I actually think the full product name was “Slider Jarts” and these things were wicked fun. They were made of metal and plastic and were around 9-12 inches in length. They had these plastic fins that would slide up and down the jart, as you launched them into the air. I suppose the sliding fins were there to make them more aerodynamic, at least as a kid, that’s how I viewed them. But the most important part, and the most dangerous, were the heavy metal tips. These were what caused the jart to fall tip first towards the ground and it was definitely going to stick in the ground, or a kid, due to the forces of gravity and physics. See, they were educational too!
The point of the game was to set up these included yellow rings on opposite sides of the lawn and then you would try to get your color of jart to land within or as close as possible to the ring. This was great fun and we spent hours playing this way. Inevitably though, we would try and launch them as high as we could and then run as they began to fall to earth. Man, we were dumb and lucky, but mostly dumb.
To illustrate how dumb we were, there was this one time that one of us, likely my brother or myself, launched one a little too straight. Next thing we knew, it came down and hit the passenger side door on our family car, a bright yellow 1980 Pontiac Phoenix. It left a decent sized dent in the door. I’m not sure my folks ever had it fixed as I still remember that dent, years later. I am also pretty sure that we never got to play jarts again either.
This video that I found on YouTube gives a pretty good idea of what they looked like and what came in the box.

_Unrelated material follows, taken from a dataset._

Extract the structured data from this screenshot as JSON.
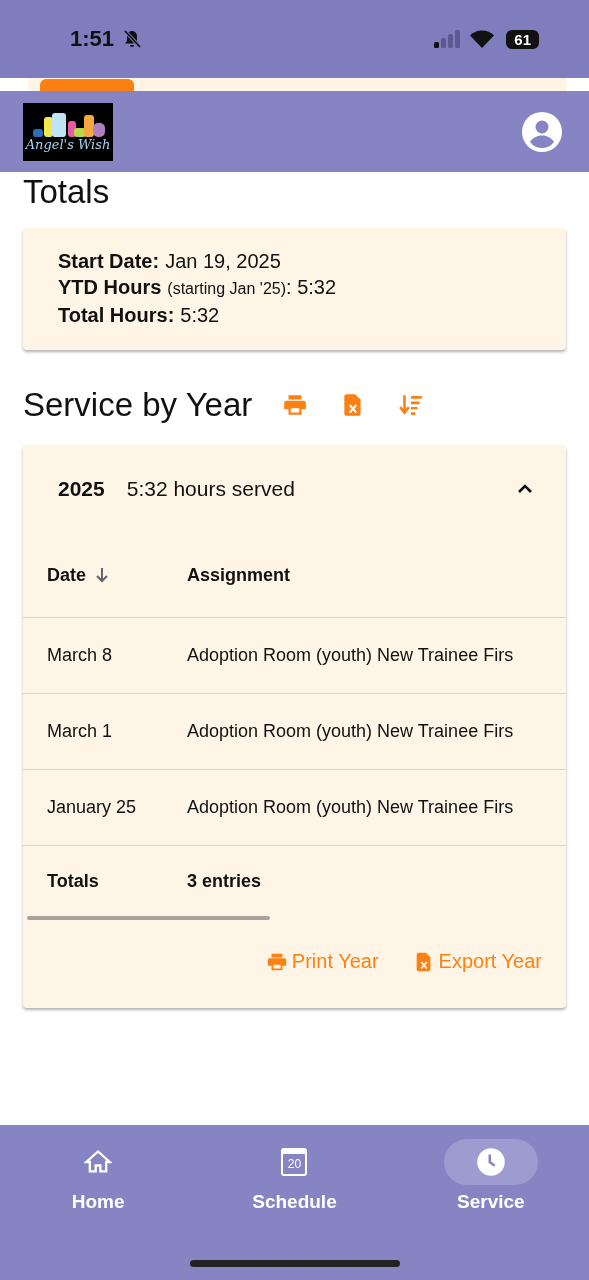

What a wild toy that was and what a time to be a kid. Without the internet or much in the way of electronics to distract us, we made all kinds of great memories. Even dangerous, potentially deadly, memories. I may attempt to find a set on eBay and see if I’ve still got the touch.